* [THE PROBLEM]:
Set down every entry again exactly as it stands below.

* [DATA UNDER STUDY]:
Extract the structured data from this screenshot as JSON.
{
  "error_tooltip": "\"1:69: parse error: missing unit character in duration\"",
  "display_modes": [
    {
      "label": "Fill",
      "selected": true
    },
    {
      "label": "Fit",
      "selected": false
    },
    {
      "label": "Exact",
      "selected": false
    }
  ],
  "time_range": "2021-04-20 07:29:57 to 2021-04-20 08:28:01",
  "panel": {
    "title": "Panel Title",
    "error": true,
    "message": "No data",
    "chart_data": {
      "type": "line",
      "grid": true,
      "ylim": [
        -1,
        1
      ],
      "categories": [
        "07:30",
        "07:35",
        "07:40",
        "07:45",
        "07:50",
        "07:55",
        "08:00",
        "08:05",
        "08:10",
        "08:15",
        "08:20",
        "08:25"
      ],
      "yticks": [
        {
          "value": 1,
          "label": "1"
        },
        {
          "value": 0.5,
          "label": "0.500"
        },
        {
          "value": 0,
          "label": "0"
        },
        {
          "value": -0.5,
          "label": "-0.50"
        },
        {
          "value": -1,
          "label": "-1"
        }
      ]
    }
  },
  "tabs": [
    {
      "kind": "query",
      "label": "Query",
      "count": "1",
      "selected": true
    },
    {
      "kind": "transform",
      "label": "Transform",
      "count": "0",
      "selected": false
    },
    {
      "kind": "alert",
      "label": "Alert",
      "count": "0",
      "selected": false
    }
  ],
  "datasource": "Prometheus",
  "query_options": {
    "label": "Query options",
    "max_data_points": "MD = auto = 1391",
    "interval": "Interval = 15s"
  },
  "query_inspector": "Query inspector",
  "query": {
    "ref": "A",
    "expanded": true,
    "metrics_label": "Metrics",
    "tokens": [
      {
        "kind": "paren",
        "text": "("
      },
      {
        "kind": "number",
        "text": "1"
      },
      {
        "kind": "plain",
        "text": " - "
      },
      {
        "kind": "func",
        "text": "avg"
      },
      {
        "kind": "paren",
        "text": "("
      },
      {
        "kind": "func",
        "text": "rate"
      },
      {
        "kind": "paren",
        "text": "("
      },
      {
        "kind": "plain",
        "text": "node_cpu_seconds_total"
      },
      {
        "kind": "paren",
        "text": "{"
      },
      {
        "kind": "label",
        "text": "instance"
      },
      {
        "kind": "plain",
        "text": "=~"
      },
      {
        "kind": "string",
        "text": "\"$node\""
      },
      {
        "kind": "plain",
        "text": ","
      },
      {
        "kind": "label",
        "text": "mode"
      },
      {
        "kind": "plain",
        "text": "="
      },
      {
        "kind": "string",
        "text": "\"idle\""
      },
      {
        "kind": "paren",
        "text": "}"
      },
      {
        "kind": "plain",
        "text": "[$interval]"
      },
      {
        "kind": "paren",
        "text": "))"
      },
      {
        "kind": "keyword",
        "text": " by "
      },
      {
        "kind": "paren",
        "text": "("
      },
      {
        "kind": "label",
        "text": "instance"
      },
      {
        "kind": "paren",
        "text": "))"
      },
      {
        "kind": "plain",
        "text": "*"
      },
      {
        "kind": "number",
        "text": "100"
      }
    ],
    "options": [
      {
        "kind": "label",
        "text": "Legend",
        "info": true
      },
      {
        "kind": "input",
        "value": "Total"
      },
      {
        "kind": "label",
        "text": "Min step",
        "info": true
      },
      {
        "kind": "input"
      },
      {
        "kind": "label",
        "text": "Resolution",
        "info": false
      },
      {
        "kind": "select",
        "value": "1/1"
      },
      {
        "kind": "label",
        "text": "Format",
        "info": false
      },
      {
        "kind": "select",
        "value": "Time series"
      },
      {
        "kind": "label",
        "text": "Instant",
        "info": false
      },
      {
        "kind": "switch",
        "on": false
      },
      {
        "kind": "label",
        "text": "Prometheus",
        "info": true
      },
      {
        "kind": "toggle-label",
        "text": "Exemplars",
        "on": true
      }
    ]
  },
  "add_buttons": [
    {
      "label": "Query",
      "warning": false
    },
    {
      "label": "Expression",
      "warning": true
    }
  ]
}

* [ANSWER SPACE]:
Extract the structured data from this screenshot as JSON.
{
  "error_tooltip": "\"1:69: parse error: missing unit character in duration\"",
  "display_modes": [
    {
      "label": "Fill",
      "selected": true
    },
    {
      "label": "Fit",
      "selected": false
    },
    {
      "label": "Exact",
      "selected": false
    }
  ],
  "time_range": "2021-04-20 07:29:57 to 2021-04-20 08:28:01",
  "panel": {
    "title": "Panel Title",
    "error": true,
    "message": "No data",
    "chart_data": {
      "type": "line",
      "grid": true,
      "ylim": [
        -1,
        1
      ],
      "categories": [
        "07:30",
        "07:35",
        "07:40",
        "07:45",
        "07:50",
        "07:55",
        "08:00",
        "08:05",
        "08:10",
        "08:15",
        "08:20",
        "08:25"
      ],
      "yticks": [
        {
          "value": 1,
          "label": "1"
        },
        {
          "value": 0.5,
          "label": "0.500"
        },
        {
          "value": 0,
          "label": "0"
        },
        {
          "value": -0.5,
          "label": "-0.50"
        },
        {
          "value": -1,
          "label": "-1"
        }
      ]
    }
  },
  "tabs": [
    {
      "kind": "query",
      "label": "Query",
      "count": "1",
      "selected": true
    },
    {
      "kind": "transform",
      "label": "Transform",
      "count": "0",
      "selected": false
    },
    {
      "kind": "alert",
      "label": "Alert",
      "count": "0",
      "selected": false
    }
  ],
  "datasource": "Prometheus",
  "query_options": {
    "label": "Query options",
    "max_data_points": "MD = auto = 1391",
    "interval": "Interval = 15s"
  },
  "query_inspector": "Query inspector",
  "query": {
    "ref": "A",
    "expanded": true,
    "metrics_label": "Metrics",
    "tokens": [
      {
        "kind": "paren",
        "text": "("
      },
      {
        "kind": "number",
        "text": "1"
      },
      {
        "kind": "plain",
        "text": " - "
      },
      {
        "kind": "func",
        "text": "avg"
      },
      {
        "kind": "paren",
        "text": "("
      },
      {
        "kind": "func",
        "text": "rate"
      },
      {
        "kind": "paren",
        "text": "("
      },
      {
        "kind": "plain",
        "text": "node_cpu_seconds_total"
      },
      {
        "kind": "paren",
        "text": "{"
      },
      {
        "kind": "label",
        "text": "instance"
      },
      {
        "kind": "plain",
        "text": "=~"
      },
      {
        "kind": "string",
        "text": "\"$node\""
      },
      {
        "kind": "plain",
        "text": ","
      },
      {
        "kind": "label",
        "text": "mode"
      },
      {
        "kind": "plain",
        "text": "="
      },
      {
        "kind": "string",
        "text": "\"idle\""
      },
      {
        "kind": "paren",
        "text": "}"
      },
      {
        "kind": "plain",
        "text": "[$interval]"
      },
      {
        "kind": "paren",
        "text": "))"
      },
      {
        "kind": "keyword",
        "text": " by "
      },
      {
        "kind": "paren",
        "text": "("
      },
      {
        "kind": "label",
        "text": "instance"
      },
      {
        "kind": "paren",
        "text": "))"
      },
      {
        "kind": "plain",
        "text": "*"
      },
      {
        "kind": "number",
        "text": "100"
      }
    ],
    "options": [
      {
        "kind": "label",
        "text": "Legend",
        "info": true
      },
      {
        "kind": "input",
        "value": "Total"
      },
      {
        "kind": "label",
        "text": "Min step",
        "info": true
      },
      {
        "kind": "input"
      },
      {
        "kind": "label",
        "text": "Resolution",
        "info": false
      },
      {
        "kind": "select",
        "value": "1/1"
      },
      {
        "kind": "label",
        "text": "Format",
        "info": false
      },
      {
        "kind": "select",
        "value": "Time series"
      },
      {
        "kind": "label",
        "text": "Instant",
        "info": false
      },
      {
        "kind": "switch",
        "on": false
      },
      {
        "kind": "label",
        "text": "Prometheus",
        "info": true
      },
      {
        "kind": "toggle-label",
        "text": "Exemplars",
        "on": true
      }
    ]
  },
  "add_buttons": [
    {
      "label": "Query",
      "warning": false
    },
    {
      "label": "Expression",
      "warning": true
    }
  ]
}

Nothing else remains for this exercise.